'''

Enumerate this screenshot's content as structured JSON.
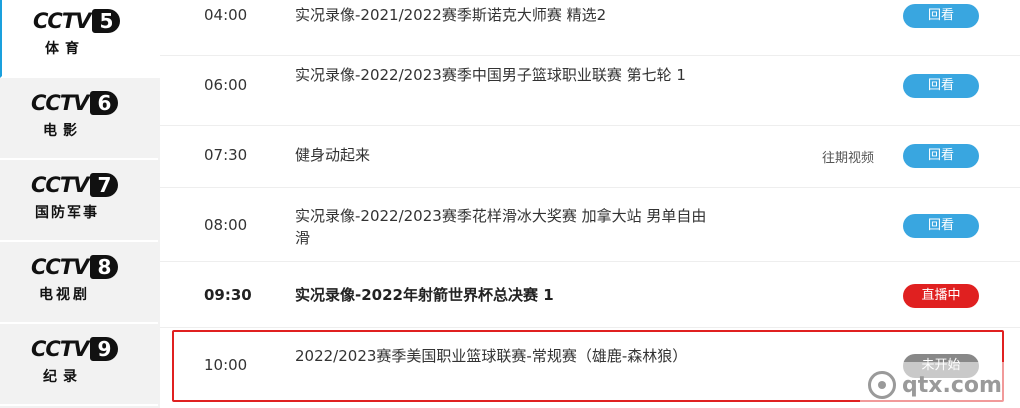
{
  "sidebar": {
    "channels": [
      {
        "logo_text": "CCTV",
        "number": "5",
        "name": "体育"
      },
      {
        "logo_text": "CCTV",
        "number": "6",
        "name": "电影"
      },
      {
        "logo_text": "CCTV",
        "number": "7",
        "name": "国防军事"
      },
      {
        "logo_text": "CCTV",
        "number": "8",
        "name": "电视剧"
      },
      {
        "logo_text": "CCTV",
        "number": "9",
        "name": "纪录"
      }
    ]
  },
  "schedule": [
    {
      "time": "04:00",
      "title": "实况录像-2021/2022赛季斯诺克大师赛 精选2",
      "past_link": "",
      "button": "回看",
      "status": "replay"
    },
    {
      "time": "06:00",
      "title": "实况录像-2022/2023赛季中国男子篮球职业联赛 第七轮 1",
      "past_link": "",
      "button": "回看",
      "status": "replay"
    },
    {
      "time": "07:30",
      "title": "健身动起来",
      "past_link": "往期视频",
      "button": "回看",
      "status": "replay"
    },
    {
      "time": "08:00",
      "title": "实况录像-2022/2023赛季花样滑冰大奖赛 加拿大站 男单自由滑",
      "past_link": "",
      "button": "回看",
      "status": "replay"
    },
    {
      "time": "09:30",
      "title": "实况录像-2022年射箭世界杯总决赛 1",
      "past_link": "",
      "button": "直播中",
      "status": "live"
    },
    {
      "time": "10:00",
      "title": "2022/2023赛季美国职业篮球联赛-常规赛（雄鹿-森林狼）",
      "past_link": "",
      "button": "未开始",
      "status": "upcoming"
    }
  ],
  "watermark": {
    "text": "qtx.com"
  },
  "colors": {
    "replay": "#39a6e0",
    "live": "#e02020",
    "upcoming": "#888888",
    "highlight": "#e02020"
  }
}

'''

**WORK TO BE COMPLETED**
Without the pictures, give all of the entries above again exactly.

**RESPONSE TO THIS EXERCISE**
Enumerate this screenshot's content as structured JSON.
{
  "sidebar": {
    "channels": [
      {
        "logo_text": "CCTV",
        "number": "5",
        "name": "体育"
      },
      {
        "logo_text": "CCTV",
        "number": "6",
        "name": "电影"
      },
      {
        "logo_text": "CCTV",
        "number": "7",
        "name": "国防军事"
      },
      {
        "logo_text": "CCTV",
        "number": "8",
        "name": "电视剧"
      },
      {
        "logo_text": "CCTV",
        "number": "9",
        "name": "纪录"
      }
    ]
  },
  "schedule": [
    {
      "time": "04:00",
      "title": "实况录像-2021/2022赛季斯诺克大师赛 精选2",
      "past_link": "",
      "button": "回看",
      "status": "replay"
    },
    {
      "time": "06:00",
      "title": "实况录像-2022/2023赛季中国男子篮球职业联赛 第七轮 1",
      "past_link": "",
      "button": "回看",
      "status": "replay"
    },
    {
      "time": "07:30",
      "title": "健身动起来",
      "past_link": "往期视频",
      "button": "回看",
      "status": "replay"
    },
    {
      "time": "08:00",
      "title": "实况录像-2022/2023赛季花样滑冰大奖赛 加拿大站 男单自由滑",
      "past_link": "",
      "button": "回看",
      "status": "replay"
    },
    {
      "time": "09:30",
      "title": "实况录像-2022年射箭世界杯总决赛 1",
      "past_link": "",
      "button": "直播中",
      "status": "live"
    },
    {
      "time": "10:00",
      "title": "2022/2023赛季美国职业篮球联赛-常规赛（雄鹿-森林狼）",
      "past_link": "",
      "button": "未开始",
      "status": "upcoming"
    }
  ],
  "watermark": {
    "text": "qtx.com"
  },
  "colors": {
    "replay": "#39a6e0",
    "live": "#e02020",
    "upcoming": "#888888",
    "highlight": "#e02020"
  }
}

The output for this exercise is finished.